[Start of section]
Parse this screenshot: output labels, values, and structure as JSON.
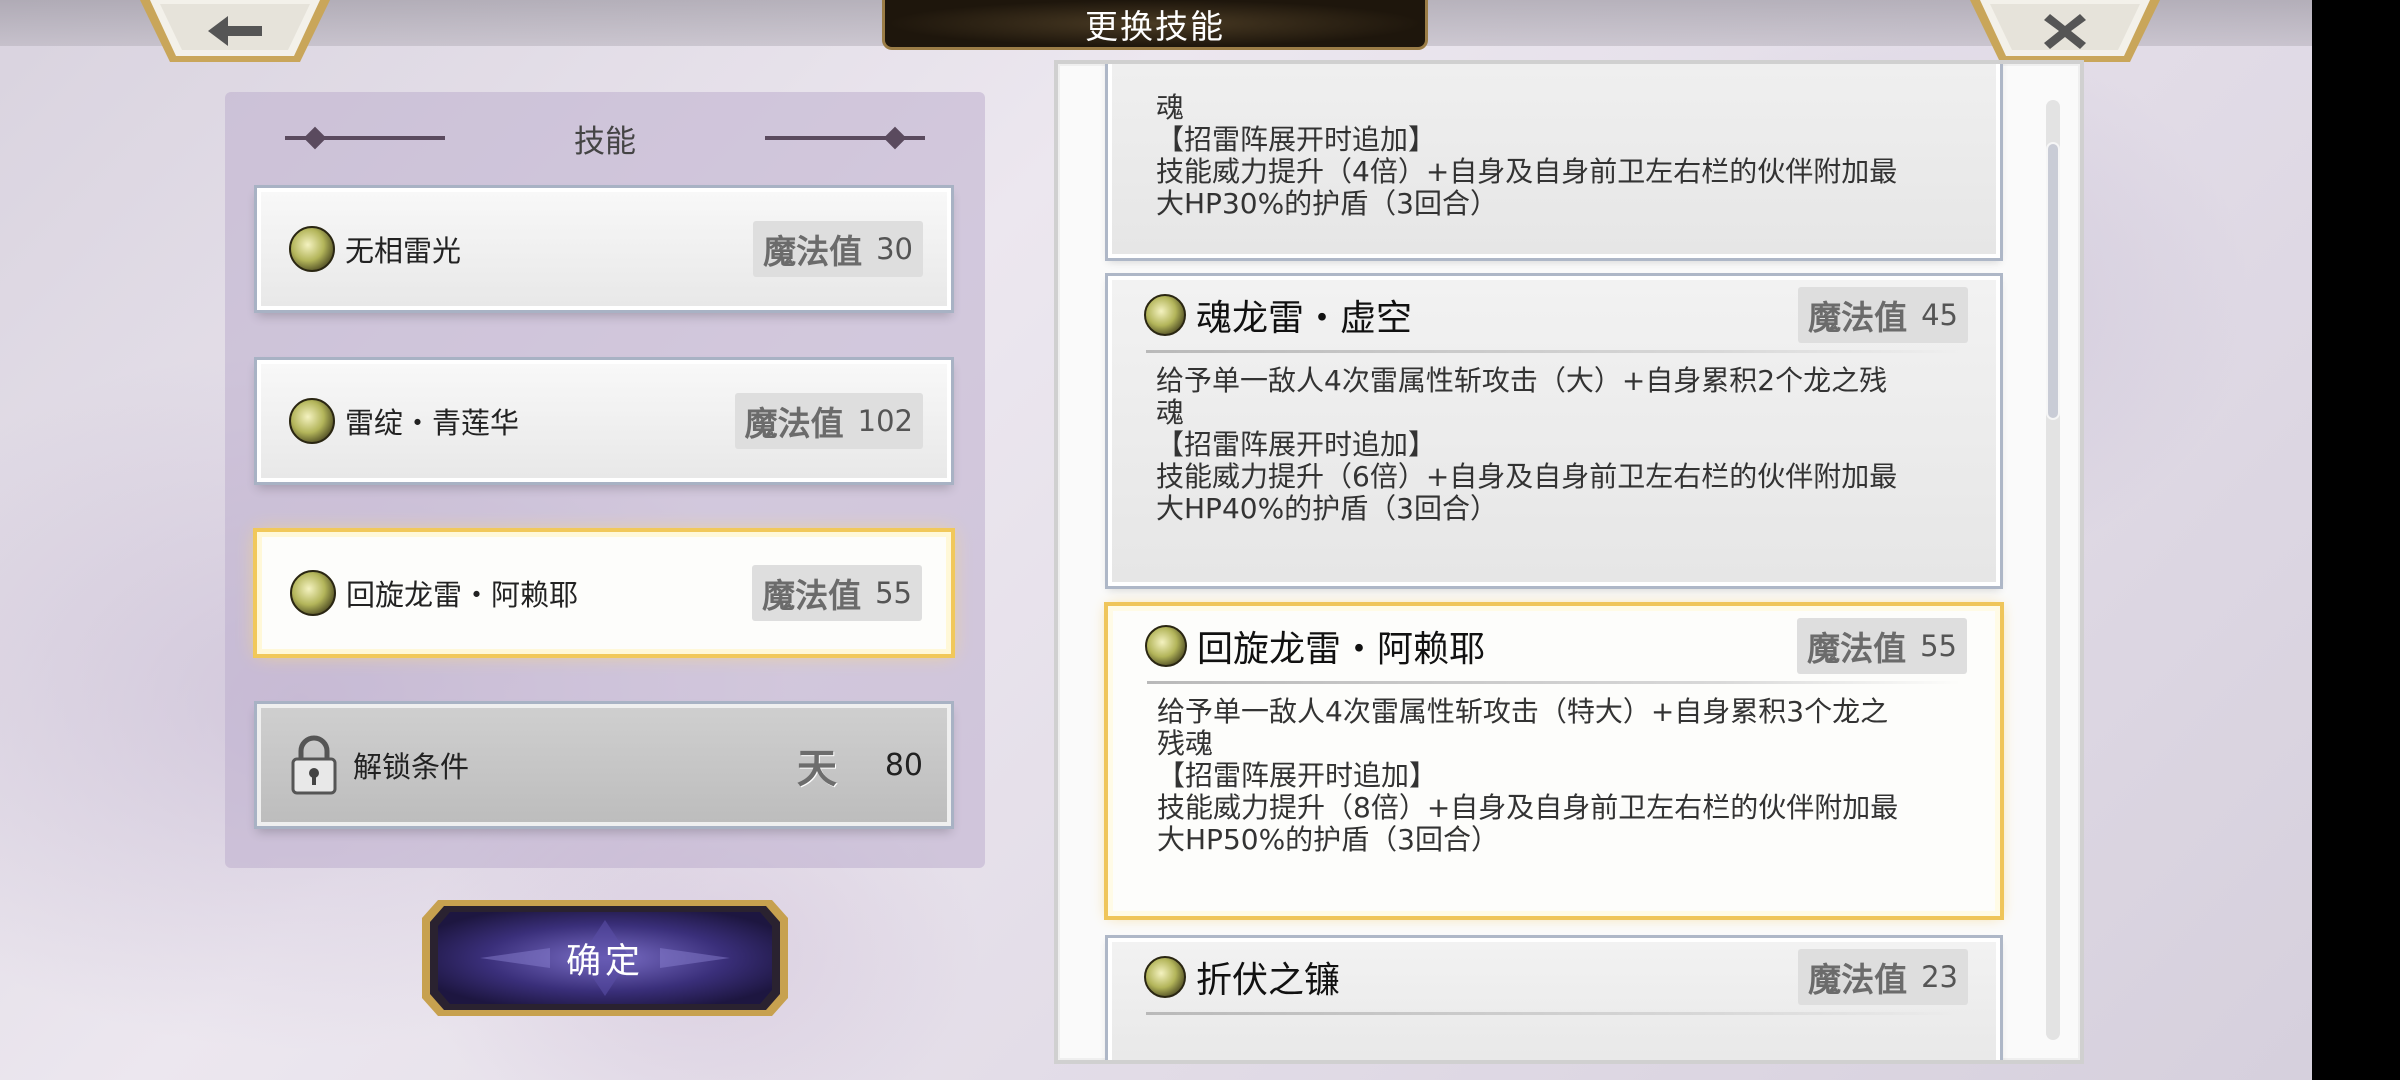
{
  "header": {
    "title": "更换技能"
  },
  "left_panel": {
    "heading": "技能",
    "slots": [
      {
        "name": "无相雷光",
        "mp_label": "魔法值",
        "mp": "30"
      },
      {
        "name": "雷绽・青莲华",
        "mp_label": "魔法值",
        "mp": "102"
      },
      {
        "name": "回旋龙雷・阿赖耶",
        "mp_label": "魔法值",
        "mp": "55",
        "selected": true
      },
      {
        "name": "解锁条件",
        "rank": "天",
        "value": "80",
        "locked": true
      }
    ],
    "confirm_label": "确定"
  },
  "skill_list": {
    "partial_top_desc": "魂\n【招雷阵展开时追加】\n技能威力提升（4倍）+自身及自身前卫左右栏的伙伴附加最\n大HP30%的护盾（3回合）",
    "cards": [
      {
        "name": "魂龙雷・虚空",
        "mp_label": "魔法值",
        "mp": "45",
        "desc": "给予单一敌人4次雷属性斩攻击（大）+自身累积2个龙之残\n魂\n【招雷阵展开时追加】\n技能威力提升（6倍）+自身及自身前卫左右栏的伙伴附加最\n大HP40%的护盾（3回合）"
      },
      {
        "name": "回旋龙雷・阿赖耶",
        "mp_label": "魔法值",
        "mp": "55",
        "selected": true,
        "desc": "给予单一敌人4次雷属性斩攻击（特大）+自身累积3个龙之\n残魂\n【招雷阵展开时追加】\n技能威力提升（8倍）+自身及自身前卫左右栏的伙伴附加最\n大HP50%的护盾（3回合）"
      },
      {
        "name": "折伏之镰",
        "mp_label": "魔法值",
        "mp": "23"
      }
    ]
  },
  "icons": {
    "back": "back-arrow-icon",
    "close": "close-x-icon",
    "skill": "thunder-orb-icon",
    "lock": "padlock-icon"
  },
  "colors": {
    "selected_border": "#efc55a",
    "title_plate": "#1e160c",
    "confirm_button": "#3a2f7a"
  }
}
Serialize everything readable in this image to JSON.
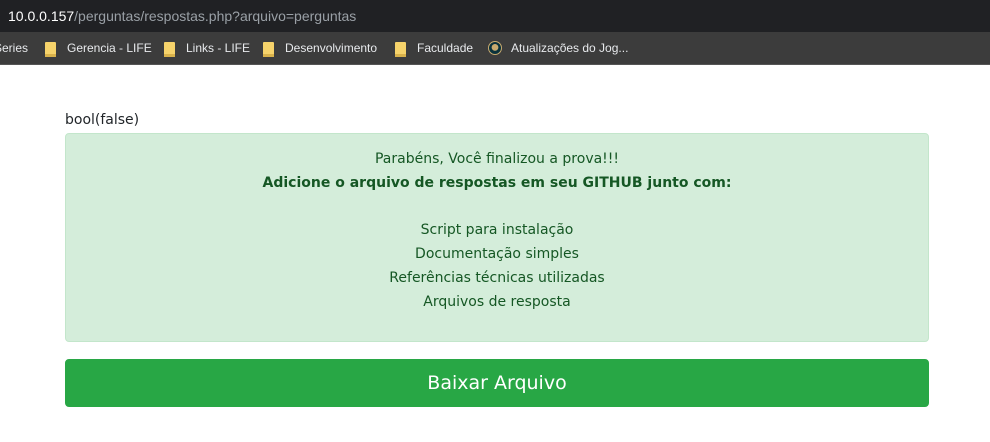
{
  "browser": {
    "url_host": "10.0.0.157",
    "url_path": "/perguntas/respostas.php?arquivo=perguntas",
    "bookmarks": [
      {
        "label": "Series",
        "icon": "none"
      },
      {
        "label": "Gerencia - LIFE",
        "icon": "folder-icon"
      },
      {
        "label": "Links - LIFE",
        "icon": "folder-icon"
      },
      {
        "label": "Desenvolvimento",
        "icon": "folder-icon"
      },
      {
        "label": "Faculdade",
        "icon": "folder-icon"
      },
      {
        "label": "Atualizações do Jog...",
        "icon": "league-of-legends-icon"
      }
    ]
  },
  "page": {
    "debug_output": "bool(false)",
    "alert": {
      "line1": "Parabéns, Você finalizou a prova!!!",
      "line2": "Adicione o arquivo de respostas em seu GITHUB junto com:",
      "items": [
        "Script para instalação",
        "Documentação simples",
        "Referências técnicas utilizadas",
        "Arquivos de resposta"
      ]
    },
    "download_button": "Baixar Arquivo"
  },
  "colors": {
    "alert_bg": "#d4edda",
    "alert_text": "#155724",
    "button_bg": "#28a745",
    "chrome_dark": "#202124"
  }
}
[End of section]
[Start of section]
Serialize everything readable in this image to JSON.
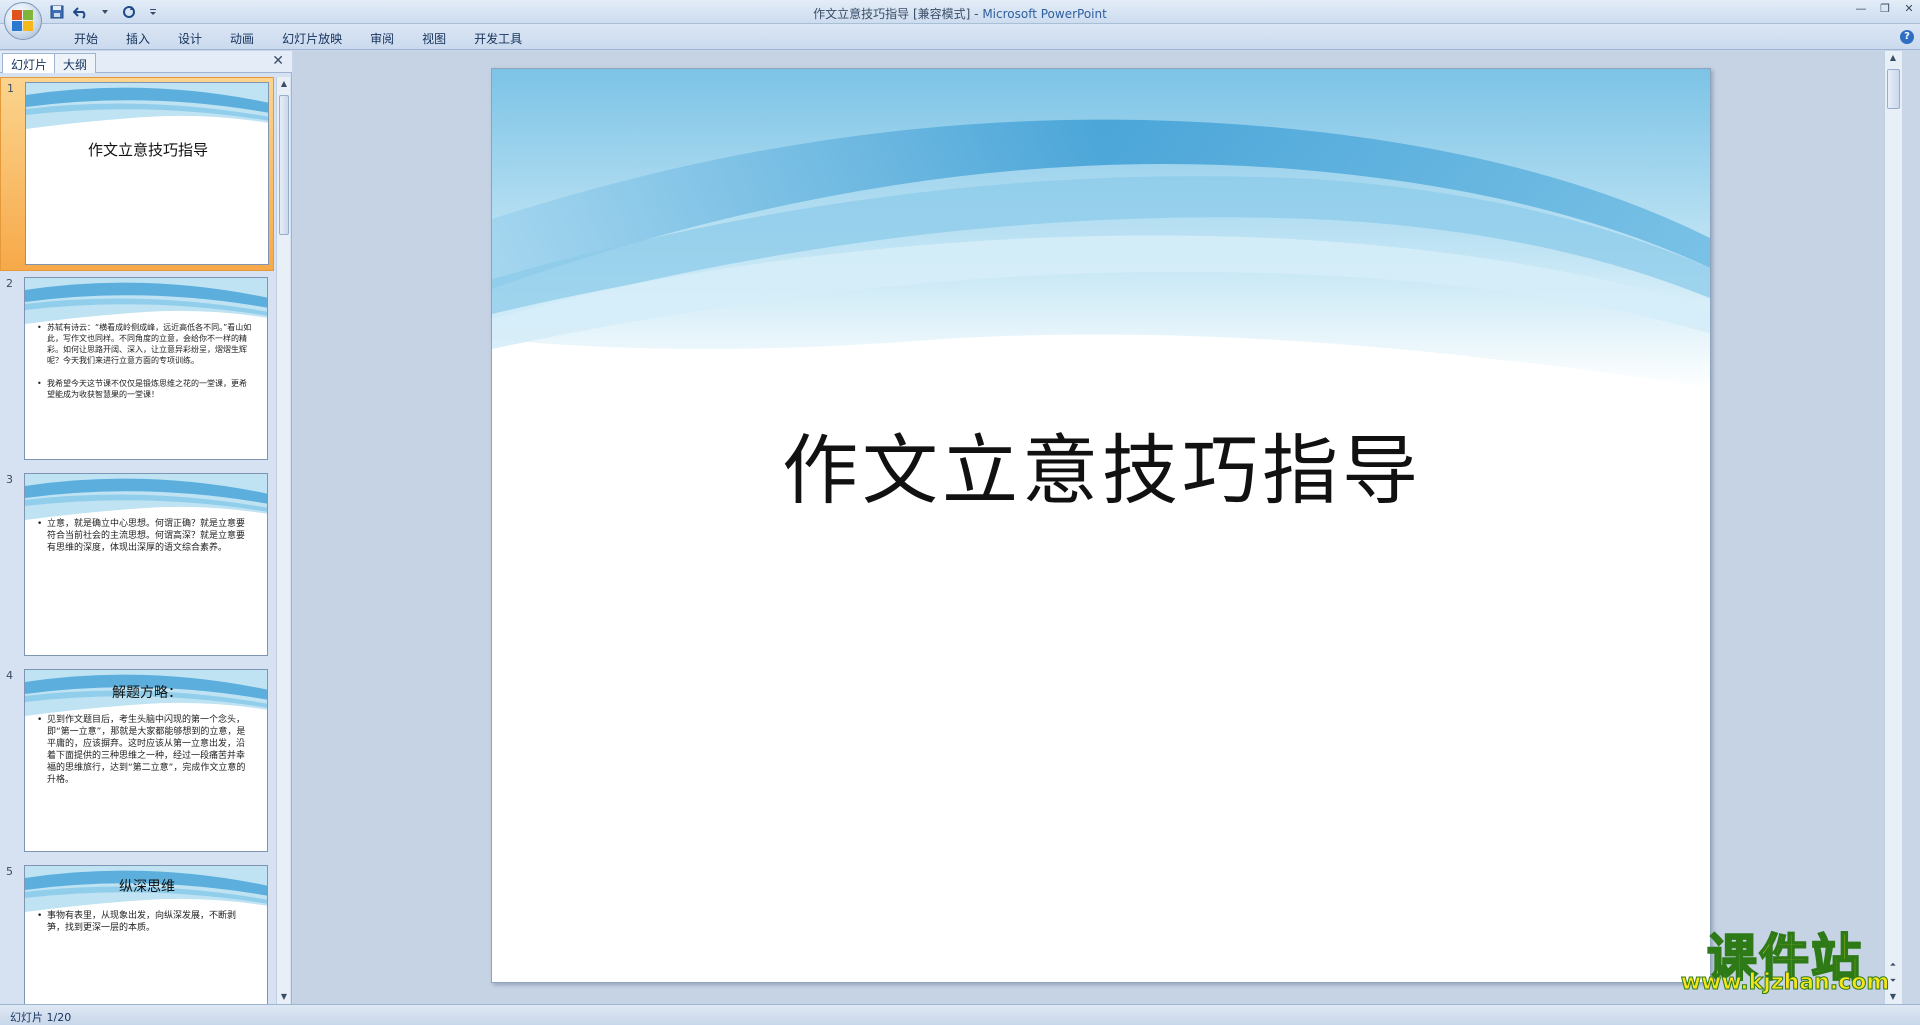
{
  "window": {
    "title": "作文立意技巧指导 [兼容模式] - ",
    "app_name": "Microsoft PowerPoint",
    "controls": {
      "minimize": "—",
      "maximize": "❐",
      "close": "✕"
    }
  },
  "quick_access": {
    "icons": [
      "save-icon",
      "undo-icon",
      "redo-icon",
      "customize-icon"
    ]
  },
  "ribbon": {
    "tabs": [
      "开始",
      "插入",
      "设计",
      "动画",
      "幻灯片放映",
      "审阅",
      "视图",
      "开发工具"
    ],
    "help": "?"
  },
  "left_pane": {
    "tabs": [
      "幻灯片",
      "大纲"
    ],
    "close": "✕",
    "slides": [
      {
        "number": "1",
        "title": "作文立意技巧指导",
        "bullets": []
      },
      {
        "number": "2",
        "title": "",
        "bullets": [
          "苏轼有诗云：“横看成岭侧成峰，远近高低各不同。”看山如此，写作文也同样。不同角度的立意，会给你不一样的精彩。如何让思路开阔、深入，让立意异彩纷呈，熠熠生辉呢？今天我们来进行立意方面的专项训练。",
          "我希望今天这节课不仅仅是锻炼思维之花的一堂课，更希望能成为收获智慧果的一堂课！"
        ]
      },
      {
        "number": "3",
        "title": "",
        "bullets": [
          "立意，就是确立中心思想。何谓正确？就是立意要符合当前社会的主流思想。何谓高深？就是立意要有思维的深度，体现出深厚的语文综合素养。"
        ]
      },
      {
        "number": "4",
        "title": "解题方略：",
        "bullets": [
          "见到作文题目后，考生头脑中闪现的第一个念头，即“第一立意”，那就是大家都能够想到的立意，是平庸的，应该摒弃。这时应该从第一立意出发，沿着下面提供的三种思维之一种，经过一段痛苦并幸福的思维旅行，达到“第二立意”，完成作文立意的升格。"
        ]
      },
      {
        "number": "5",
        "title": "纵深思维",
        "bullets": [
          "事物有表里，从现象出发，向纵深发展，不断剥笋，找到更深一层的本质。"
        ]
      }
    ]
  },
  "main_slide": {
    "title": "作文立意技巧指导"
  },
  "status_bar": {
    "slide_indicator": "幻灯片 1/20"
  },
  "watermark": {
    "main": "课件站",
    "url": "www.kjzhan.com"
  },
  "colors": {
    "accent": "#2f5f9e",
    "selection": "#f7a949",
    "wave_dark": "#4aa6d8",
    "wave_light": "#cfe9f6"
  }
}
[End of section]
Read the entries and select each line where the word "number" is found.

▶ **Answer box**
        "number": "1",
        "number": "2",
        "number": "3",
        "number": "4",
        "number": "5",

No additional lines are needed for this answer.